* **Task inputs**
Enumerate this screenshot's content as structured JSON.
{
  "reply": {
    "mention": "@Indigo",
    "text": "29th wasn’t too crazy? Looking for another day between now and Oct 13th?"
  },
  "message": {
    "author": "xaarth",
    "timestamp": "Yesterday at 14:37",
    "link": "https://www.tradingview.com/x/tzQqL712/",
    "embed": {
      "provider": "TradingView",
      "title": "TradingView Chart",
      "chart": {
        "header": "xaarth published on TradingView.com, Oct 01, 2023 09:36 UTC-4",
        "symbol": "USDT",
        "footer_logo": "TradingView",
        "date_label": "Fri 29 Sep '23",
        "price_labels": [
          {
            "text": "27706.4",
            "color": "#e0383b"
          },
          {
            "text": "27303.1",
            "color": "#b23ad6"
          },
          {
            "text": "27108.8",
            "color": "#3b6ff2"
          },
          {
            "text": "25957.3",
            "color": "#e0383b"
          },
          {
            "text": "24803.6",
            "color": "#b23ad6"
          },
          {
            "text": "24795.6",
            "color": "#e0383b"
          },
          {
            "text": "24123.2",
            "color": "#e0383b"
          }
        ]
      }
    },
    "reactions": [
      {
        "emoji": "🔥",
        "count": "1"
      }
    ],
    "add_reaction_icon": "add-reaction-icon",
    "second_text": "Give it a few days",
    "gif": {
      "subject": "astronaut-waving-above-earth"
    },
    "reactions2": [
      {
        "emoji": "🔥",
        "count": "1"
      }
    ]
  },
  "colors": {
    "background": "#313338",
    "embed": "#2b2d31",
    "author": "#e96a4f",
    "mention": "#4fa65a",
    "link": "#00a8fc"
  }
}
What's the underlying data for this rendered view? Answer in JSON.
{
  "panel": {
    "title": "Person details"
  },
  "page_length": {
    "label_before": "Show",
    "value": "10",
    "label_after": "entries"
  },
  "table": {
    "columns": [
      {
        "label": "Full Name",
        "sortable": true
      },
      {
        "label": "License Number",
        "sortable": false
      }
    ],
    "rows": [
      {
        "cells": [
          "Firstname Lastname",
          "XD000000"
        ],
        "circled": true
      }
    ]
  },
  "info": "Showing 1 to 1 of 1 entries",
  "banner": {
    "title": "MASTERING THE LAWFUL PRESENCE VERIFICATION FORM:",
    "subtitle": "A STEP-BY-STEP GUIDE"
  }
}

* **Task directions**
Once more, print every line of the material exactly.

* **Reply**
Enumerate this screenshot's content as structured JSON.
{
  "reply": {
    "mention": "@Indigo",
    "text": "29th wasn’t too crazy? Looking for another day between now and Oct 13th?"
  },
  "message": {
    "author": "xaarth",
    "timestamp": "Yesterday at 14:37",
    "link": "https://www.tradingview.com/x/tzQqL712/",
    "embed": {
      "provider": "TradingView",
      "title": "TradingView Chart",
      "chart": {
        "header": "xaarth published on TradingView.com, Oct 01, 2023 09:36 UTC-4",
        "symbol": "USDT",
        "footer_logo": "TradingView",
        "date_label": "Fri 29 Sep '23",
        "price_labels": [
          {
            "text": "27706.4",
            "color": "#e0383b"
          },
          {
            "text": "27303.1",
            "color": "#b23ad6"
          },
          {
            "text": "27108.8",
            "color": "#3b6ff2"
          },
          {
            "text": "25957.3",
            "color": "#e0383b"
          },
          {
            "text": "24803.6",
            "color": "#b23ad6"
          },
          {
            "text": "24795.6",
            "color": "#e0383b"
          },
          {
            "text": "24123.2",
            "color": "#e0383b"
          }
        ]
      }
    },
    "reactions": [
      {
        "emoji": "🔥",
        "count": "1"
      }
    ],
    "add_reaction_icon": "add-reaction-icon",
    "second_text": "Give it a few days",
    "gif": {
      "subject": "astronaut-waving-above-earth"
    },
    "reactions2": [
      {
        "emoji": "🔥",
        "count": "1"
      }
    ]
  },
  "colors": {
    "background": "#313338",
    "embed": "#2b2d31",
    "author": "#e96a4f",
    "mention": "#4fa65a",
    "link": "#00a8fc"
  }
}
What's the underlying data for this rendered view? Answer in JSON.
{
  "panel": {
    "title": "Person details"
  },
  "page_length": {
    "label_before": "Show",
    "value": "10",
    "label_after": "entries"
  },
  "table": {
    "columns": [
      {
        "label": "Full Name",
        "sortable": true
      },
      {
        "label": "License Number",
        "sortable": false
      }
    ],
    "rows": [
      {
        "cells": [
          "Firstname Lastname",
          "XD000000"
        ],
        "circled": true
      }
    ]
  },
  "info": "Showing 1 to 1 of 1 entries",
  "banner": {
    "title": "MASTERING THE LAWFUL PRESENCE VERIFICATION FORM:",
    "subtitle": "A STEP-BY-STEP GUIDE"
  }
}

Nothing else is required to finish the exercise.